Gambling is a risky activity that involves placing a wager with something of value, such as money or goods. It can be done at brick-and-mortar casinos, online, or in other ways. A person can gamble on games of chance or skill, such as cards, dice, horse and greyhound races, football accumulators, lotteries, scratch-off tickets, bingo, and other events and activities.
Pathological gambling (PG) is a serious mental health disorder characterized by repeated and recurrent maladaptive patterns of gambling behavior. It is more common in men than women and often develops during adolescence or young adulthood. Those with PG are often socially isolated and experience depression. Those with PG also have a higher rate of substance use disorders, including alcohol and cannabis.
The first step in overcoming a gambling problem is admitting that you have a problem. This can be difficult, especially if you’ve lost large sums of money or strained relationships as a result of your habit. However, there are many people who have successfully broken the cycle of impulsive gambling and rebuilt their lives. The first thing to do is get support from family and friends, and consider joining a peer-support group. Alternatively, a therapist can help you deal with the emotional fallout of breaking the habit, as well as provide therapy for any underlying issues that may be contributing to it.
A therapist can also teach you the skills needed to manage your finances and limit your spending. This can include reducing your credit card use, setting up automatic payments from your bank account to your gambling expenses, closing online betting accounts and keeping only a small amount of cash on you. Other strategies include finding alternative recreational and leisure activities to fill the void that gambling has left, such as exercising, spending time with friends, or taking up a new hobby.
Another strategy for controlling your gambling is to realise that winning is unlikely and accept that you will lose some of the time. This is easier to do if you are aware that most casinos and online gambling sites employ random number generators, which ensure that every spin of the wheel or hand dealt is completely independent of any previous outcomes. It’s also important to remember that even the best players in the world have a losing streak.
Finally, it’s vital to stay focused on your goal to reduce or quit gambling. It can be easy to get distracted and return to the habit, so make sure you have other activities planned for when you feel bored or tempted. Getting involved with a recreational or professional support group can help, as can a commitment to family therapy and career or financial counselling.
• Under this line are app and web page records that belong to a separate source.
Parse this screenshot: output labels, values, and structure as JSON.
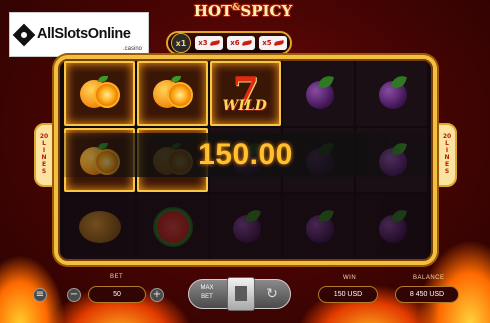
{
  "logo": {
    "brand": "AllSlotsOnline",
    "sub": ".casino"
  },
  "game": {
    "title_a": "HOT",
    "title_amp": "&",
    "title_b": "SPICY"
  },
  "multiplier": {
    "badge": "x1",
    "chilis": [
      "x3",
      "x6",
      "x5"
    ]
  },
  "lines": {
    "left": [
      "20",
      "L",
      "I",
      "N",
      "E",
      "S"
    ],
    "right": [
      "20",
      "L",
      "I",
      "N",
      "E",
      "S"
    ]
  },
  "reels": [
    [
      "orange",
      "orange",
      "wild",
      "plum",
      "plum"
    ],
    [
      "orange",
      "orange",
      "plum",
      "plum",
      "plum"
    ],
    [
      "lemon",
      "melon",
      "plum",
      "plum",
      "plum"
    ]
  ],
  "win_cells": [
    [
      0,
      0
    ],
    [
      0,
      1
    ],
    [
      0,
      2
    ],
    [
      1,
      0
    ],
    [
      1,
      1
    ]
  ],
  "win_amount": "150.00",
  "wild_word": "WILD",
  "controls": {
    "bet_label": "BET",
    "bet_value": "50",
    "minus": "−",
    "plus": "+",
    "menu": "≡",
    "max_bet_line1": "MAX",
    "max_bet_line2": "BET",
    "win_label": "WIN",
    "win_value": "150 USD",
    "balance_label": "BALANCE",
    "balance_value": "8 450 USD"
  }
}
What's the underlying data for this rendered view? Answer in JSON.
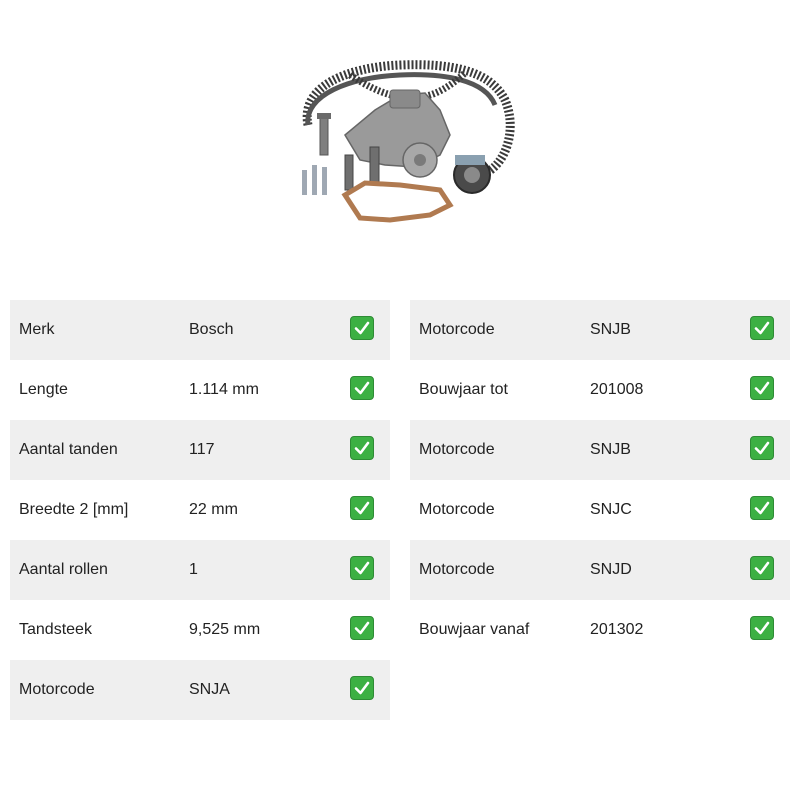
{
  "product": {
    "image_icon": "timing-belt-kit-with-water-pump"
  },
  "left_table": [
    {
      "label": "Merk",
      "value": "Bosch",
      "shaded": true
    },
    {
      "label": "Lengte",
      "value": "1.114 mm",
      "shaded": false
    },
    {
      "label": "Aantal tanden",
      "value": "117",
      "shaded": true
    },
    {
      "label": "Breedte 2 [mm]",
      "value": "22 mm",
      "shaded": false
    },
    {
      "label": "Aantal rollen",
      "value": "1",
      "shaded": true
    },
    {
      "label": "Tandsteek",
      "value": "9,525 mm",
      "shaded": false
    },
    {
      "label": "Motorcode",
      "value": "SNJA",
      "shaded": true
    }
  ],
  "right_table": [
    {
      "label": "Motorcode",
      "value": "SNJB",
      "shaded": true
    },
    {
      "label": "Bouwjaar tot",
      "value": "201008",
      "shaded": false
    },
    {
      "label": "Motorcode",
      "value": "SNJB",
      "shaded": true
    },
    {
      "label": "Motorcode",
      "value": "SNJC",
      "shaded": false
    },
    {
      "label": "Motorcode",
      "value": "SNJD",
      "shaded": true
    },
    {
      "label": "Bouwjaar vanaf",
      "value": "201302",
      "shaded": false
    }
  ],
  "colors": {
    "row_shade": "#efefef",
    "check_green": "#3cb043"
  },
  "icons": {
    "check": "check-mark-icon"
  }
}
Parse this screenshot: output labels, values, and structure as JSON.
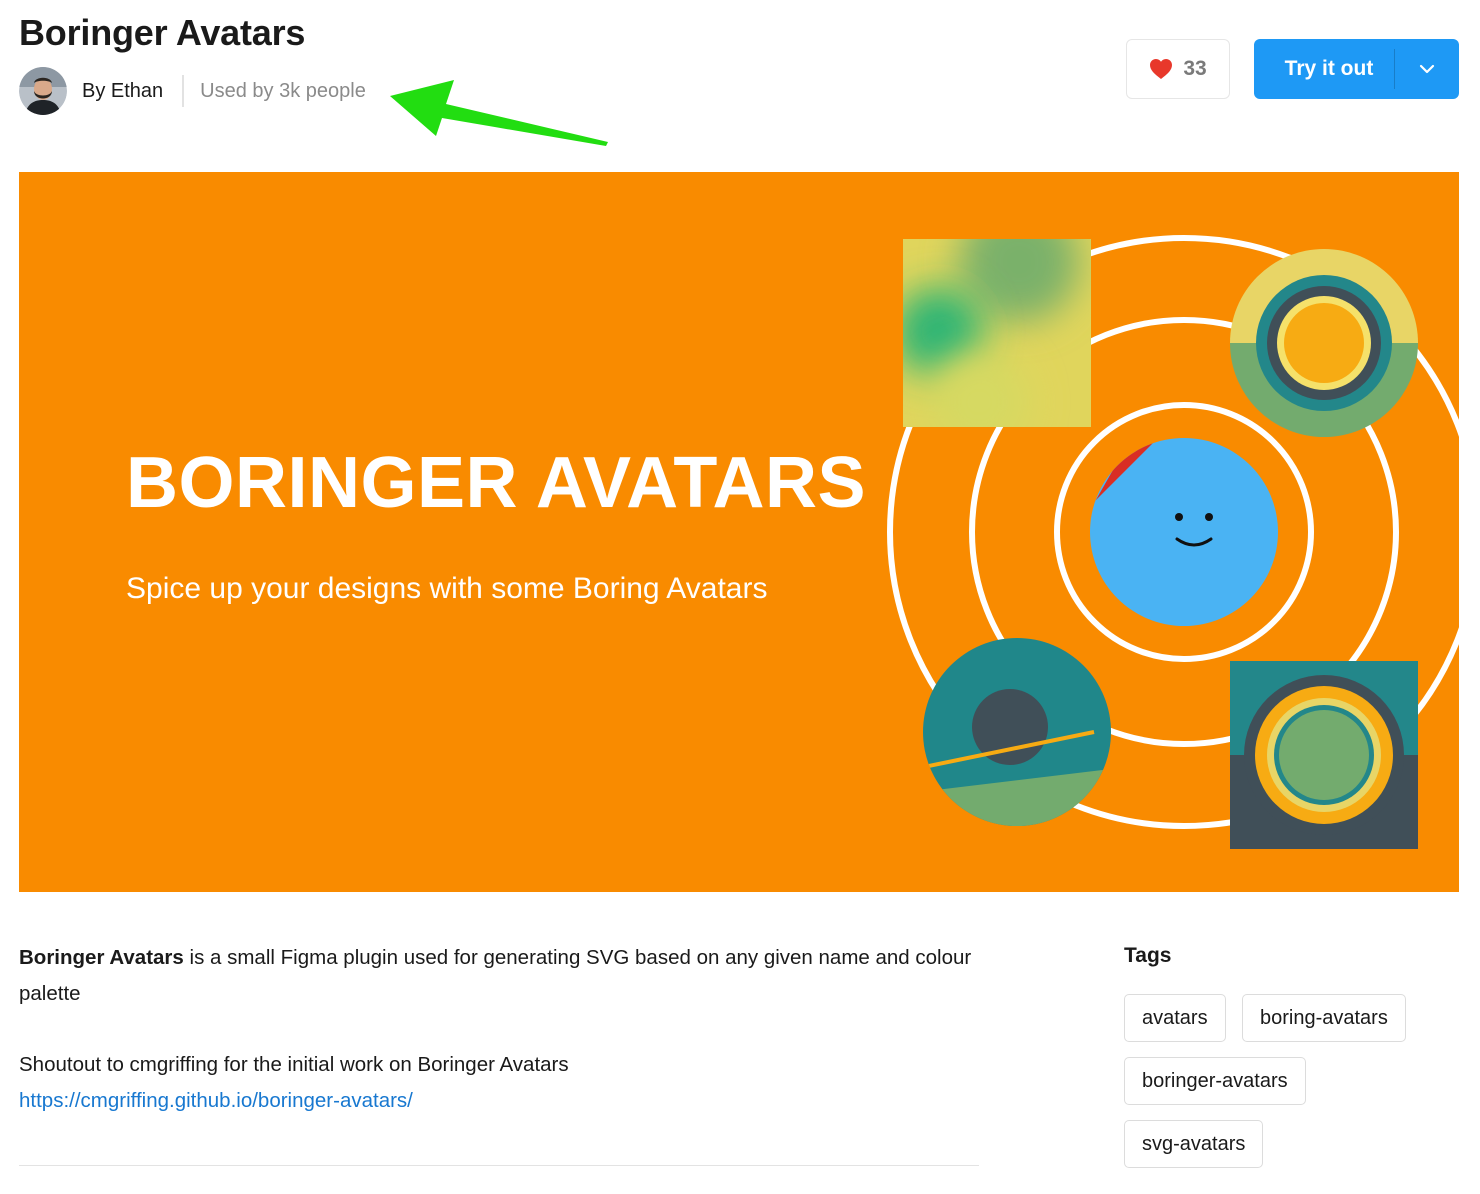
{
  "header": {
    "title": "Boringer Avatars",
    "author_label": "By Ethan",
    "usage_label": "Used by 3k people",
    "avatar_icon": "user-avatar-photo"
  },
  "actions": {
    "like_icon": "heart-icon",
    "like_count": "33",
    "try_label": "Try it out",
    "try_dropdown_icon": "chevron-down-icon"
  },
  "hero": {
    "title": "BORINGER AVATARS",
    "subtitle": "Spice up your designs with some Boring Avatars",
    "background_color": "#f98b00"
  },
  "description": {
    "bold_name": "Boringer Avatars",
    "text": " is a small Figma plugin used for generating SVG based on any given name and colour palette",
    "shoutout": "Shoutout to cmgriffing for the initial work on Boringer Avatars",
    "link": "https://cmgriffing.github.io/boringer-avatars/"
  },
  "tags": {
    "heading": "Tags",
    "items": [
      "avatars",
      "boring-avatars",
      "boringer-avatars",
      "svg-avatars"
    ]
  },
  "annotation": {
    "arrow_color": "#22dd11"
  },
  "colors": {
    "primary_button": "#1e99f5",
    "heart": "#e8382b",
    "link": "#1878d0"
  }
}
This will allow you to tackle the underlying issues that contributed to your gambling addiction and lay the foundations for a new life without it.